» **Exercise brief**:
Every entry below should be reproduced exactly; no picture is to be included.
***
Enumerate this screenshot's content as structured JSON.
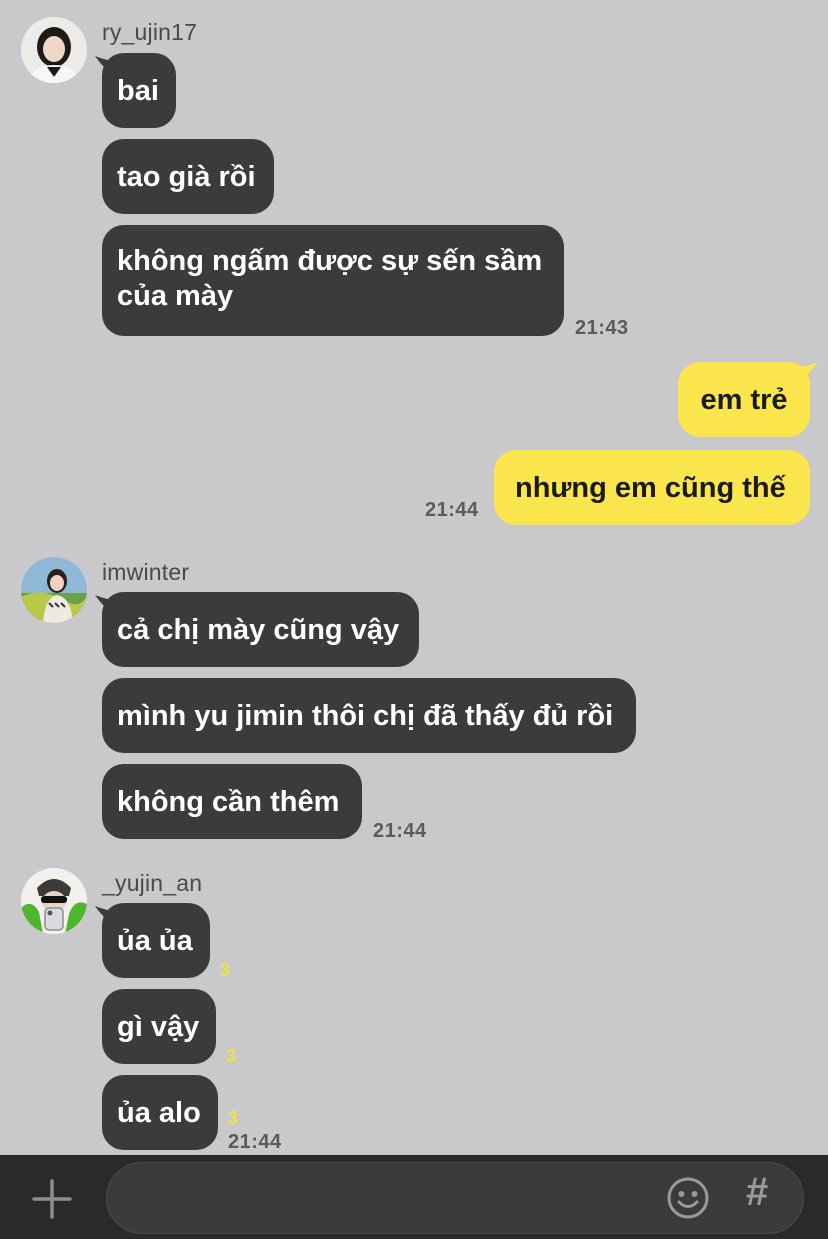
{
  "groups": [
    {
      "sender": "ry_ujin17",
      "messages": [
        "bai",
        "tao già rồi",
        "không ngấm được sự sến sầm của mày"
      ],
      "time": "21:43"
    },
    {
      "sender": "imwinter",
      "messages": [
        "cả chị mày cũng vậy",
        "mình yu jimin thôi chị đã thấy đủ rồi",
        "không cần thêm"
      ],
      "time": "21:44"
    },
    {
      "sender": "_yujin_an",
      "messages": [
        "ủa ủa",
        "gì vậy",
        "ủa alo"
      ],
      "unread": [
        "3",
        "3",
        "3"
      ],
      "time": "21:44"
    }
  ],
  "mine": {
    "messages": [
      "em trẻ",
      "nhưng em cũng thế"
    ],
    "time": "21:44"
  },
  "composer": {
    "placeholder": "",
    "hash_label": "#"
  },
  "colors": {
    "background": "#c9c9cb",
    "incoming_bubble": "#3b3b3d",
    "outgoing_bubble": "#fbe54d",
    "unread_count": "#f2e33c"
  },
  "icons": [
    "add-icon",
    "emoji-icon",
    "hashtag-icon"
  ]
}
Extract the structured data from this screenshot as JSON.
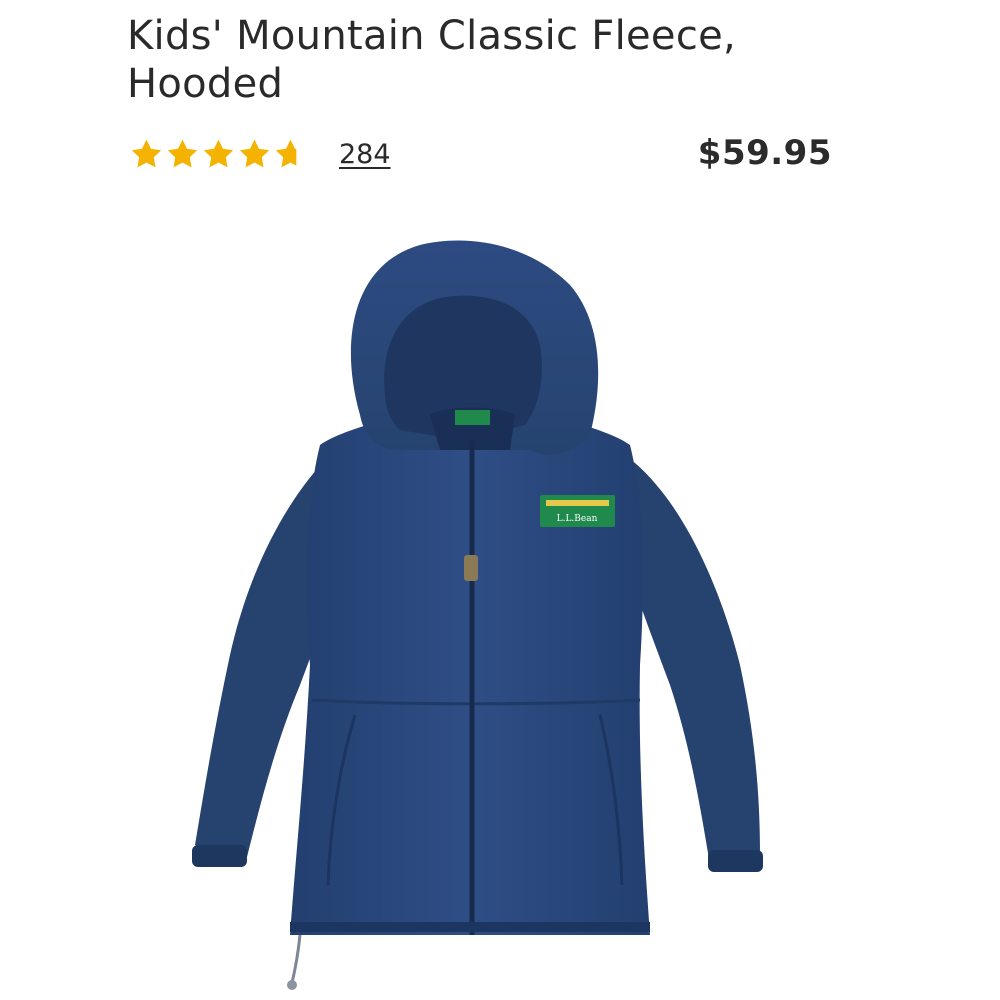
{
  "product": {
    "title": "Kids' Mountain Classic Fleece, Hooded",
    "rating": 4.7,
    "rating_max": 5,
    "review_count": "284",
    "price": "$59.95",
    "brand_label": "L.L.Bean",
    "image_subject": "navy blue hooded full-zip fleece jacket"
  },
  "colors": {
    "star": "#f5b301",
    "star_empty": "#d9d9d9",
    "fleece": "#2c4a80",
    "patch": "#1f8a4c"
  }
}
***
» **Exercise answer**:
Enumerate this screenshot's content as structured JSON.
{
  "groups": [
    {
      "sender": "ry_ujin17",
      "messages": [
        "bai",
        "tao già rồi",
        "không ngấm được sự sến sầm của mày"
      ],
      "time": "21:43"
    },
    {
      "sender": "imwinter",
      "messages": [
        "cả chị mày cũng vậy",
        "mình yu jimin thôi chị đã thấy đủ rồi",
        "không cần thêm"
      ],
      "time": "21:44"
    },
    {
      "sender": "_yujin_an",
      "messages": [
        "ủa ủa",
        "gì vậy",
        "ủa alo"
      ],
      "unread": [
        "3",
        "3",
        "3"
      ],
      "time": "21:44"
    }
  ],
  "mine": {
    "messages": [
      "em trẻ",
      "nhưng em cũng thế"
    ],
    "time": "21:44"
  },
  "composer": {
    "placeholder": "",
    "hash_label": "#"
  },
  "colors": {
    "background": "#c9c9cb",
    "incoming_bubble": "#3b3b3d",
    "outgoing_bubble": "#fbe54d",
    "unread_count": "#f2e33c"
  },
  "icons": [
    "add-icon",
    "emoji-icon",
    "hashtag-icon"
  ]
}
Extract the structured data from this screenshot as JSON.
{
  "product": {
    "title": "Kids' Mountain Classic Fleece, Hooded",
    "rating": 4.7,
    "rating_max": 5,
    "review_count": "284",
    "price": "$59.95",
    "brand_label": "L.L.Bean",
    "image_subject": "navy blue hooded full-zip fleece jacket"
  },
  "colors": {
    "star": "#f5b301",
    "star_empty": "#d9d9d9",
    "fleece": "#2c4a80",
    "patch": "#1f8a4c"
  }
}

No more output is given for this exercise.